The Herald of Everett, Washington
Customer service  |  Subscribe   |   Log in or sign up   |   Advertising information   |   Contact us
HeraldNet on Facebook HeraldNet on Twitter HeraldNet RSS feeds HeraldNet Pinterest HeraldNet Google Plus The Daily Herald on Linked In HeraldNet Youtube
HeraldNet Newsletters  Newsletters: Sign up  Green editions icon Green editions
Jessi Loerch | jloerch@heraldnet.com
Published: Thursday, June 27, 2013, 11:15 a.m.

First paraplegic leads climb on Yosemite route

Patagonia posted a fascinating story today about the first paraplegic to lead climb.

Leading a climb -- climbers call this being on the sharp end of the rope because it is dangerous and requires intense focus -- is challenging for anyone. (An aside: I love that phrase. The sharp end. It's so descriptive.)

Sean O'Neill, who is paralyzed from the waist down, used a new, innovative climbing system to climb a route in Yosemite.

A selection from the story by Dave N. Campbell:

Something else happened during Sean's first lead climb and I did not understand the significance until some time later. Two climbers from California's Central Valley were passing underneath him while he was lead climbing and they did not initially realize that he's paraplegic, even after exchanging words with our crew. Consciously or not, they first saw him as a human, then as a climber, then may have even made note of the clothing he was wearing, and after that saw that he was not using his legs. All too often we first see someone's disabilities and then try our best to relate to them on the common grounds that we do share. During the first ever paraplegic lead climb it seems Sean was successful in more ways than just delivering a rope up a section of a rock wall.

Read the rest of the story here.



Subscribe to Explore NW
See sample | Privacy policy

Most recent Explore NW posts

digital subscription promo

Subscribe now

Unlimited digital access starting at 99 cents, or included with any print subscription.

loading...
HeraldNet Classifieds

HeraldNet highlights

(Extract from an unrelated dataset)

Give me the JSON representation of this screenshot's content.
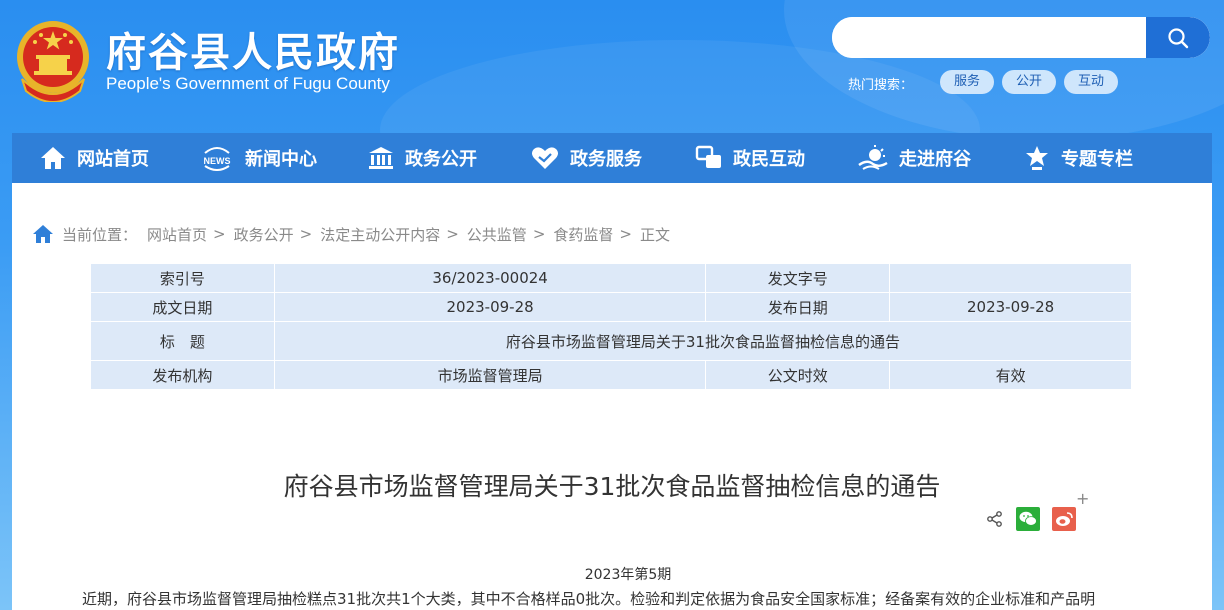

A very slow invasion
A very slow invasion: Non-native snails take over the Northwest
Girls H.S. Athlete of the Year
Girls H.S. Athlete of the Year: Lynnwood High School three-sport star Mikayla Pivec
Boys H.S. Athlete of the Year
Boys H.S. Athlete of the Year: Lake Stevens High School quarterback Jacob Eason
In all its glory
In all its glory: The North Cascades on display at the Burke Museum